Zentrum für Kunst und Urbanistik (ZKU) Berlin
A new, innovative venue offering artistic and research residencies of 2–8 months duration for art production at the interface of urban research has opened its doors in the district of Moabit in Berlin-Mitte, on the edges of Berlin‘s largest inland port, Westhafen, in August 2012.
Located in a former railway depot surrounded by a freshly landscaped park, the ZKU – Center for Art and Urbanistics - is the outcome of a concept developed by the Berlin-based artists' collective KUNSTrePUBLIK.
Analogous to the nineteenth-century transport of goods by rail, this unique new venue is set to become a lively hub for the transport of ideas and ideals in the postindustrial era.
Transdisciplinary Exchange and Residencies
The ZKU sees itself as a laboratory for inter- and trans-disciplinary, activities centered on the phenomenon of “the city”.
ZKU promotes international exchange on global issues, in the light of what is happening in one’s own backyard. Working with local and international partners, ZKU residencies brings together critical minds at the cutting-edge of artistic production and urban research.
Contemporary artistic positions, ranging from contextual and interventionist to conceptual and street art, address selected themes.
Work at ZKU is informed by theoretical and practice-based critiques developed in the disciplines of geography, anthropology, urban planning, architecture and the humanities.
Facilities and Activities

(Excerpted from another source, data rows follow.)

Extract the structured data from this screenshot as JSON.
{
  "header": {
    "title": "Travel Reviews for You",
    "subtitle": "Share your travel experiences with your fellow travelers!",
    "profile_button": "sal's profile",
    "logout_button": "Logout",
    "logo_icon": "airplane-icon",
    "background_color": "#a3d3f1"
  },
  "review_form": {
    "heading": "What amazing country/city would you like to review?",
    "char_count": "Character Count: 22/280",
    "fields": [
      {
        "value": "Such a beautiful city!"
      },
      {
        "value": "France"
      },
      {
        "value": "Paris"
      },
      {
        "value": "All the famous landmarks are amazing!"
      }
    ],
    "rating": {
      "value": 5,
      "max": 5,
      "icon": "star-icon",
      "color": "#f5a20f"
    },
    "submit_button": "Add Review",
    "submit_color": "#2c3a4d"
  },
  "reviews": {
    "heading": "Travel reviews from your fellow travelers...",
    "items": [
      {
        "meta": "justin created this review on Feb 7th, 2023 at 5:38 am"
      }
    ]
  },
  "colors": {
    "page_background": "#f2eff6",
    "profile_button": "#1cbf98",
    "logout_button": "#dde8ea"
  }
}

ZKU, with the support of its partners, provides “living & work“ spaces for international and local applicants. ZKU also maintains a Common Room, conceived as an adjacent public space for use on a project basis by residency program participants, as well as by local or visiting groups and initiatives for production, exhibitions, lectures, workshops, performance and presentations. See also Space.
In addition to this physical framework, ZKU maintains a theoretical superstructure —consisting of regular conferences, publicly accessible (online and print) publications and archives, etc.— emerging from, and feeding into, the expertise of participants and associates. These combined activities underpin ZKU‘s commitment to an interdisciplinary approach to art production, urban discourse, and creative, inclusionary and publicly-engaged practices. Artists and fellows are selected on merit and according to how their proposals further develop ZKU thematic focuses.
ZKU seeks to develop projects, co-produce knowledge and share values created through exchanges. ZKU does not offer a fixed set of ideas and principles for its fellows. Rather, individual projects and needs shape what could be described as a continuous formation. Instead of letting the ‘final product’ constrain the possible routes that a practice might take, ZKU focuses on the processes that come from, and feed into, the particular contexts of the fellows’ practice, whether they be locally-defined situations or international discourses.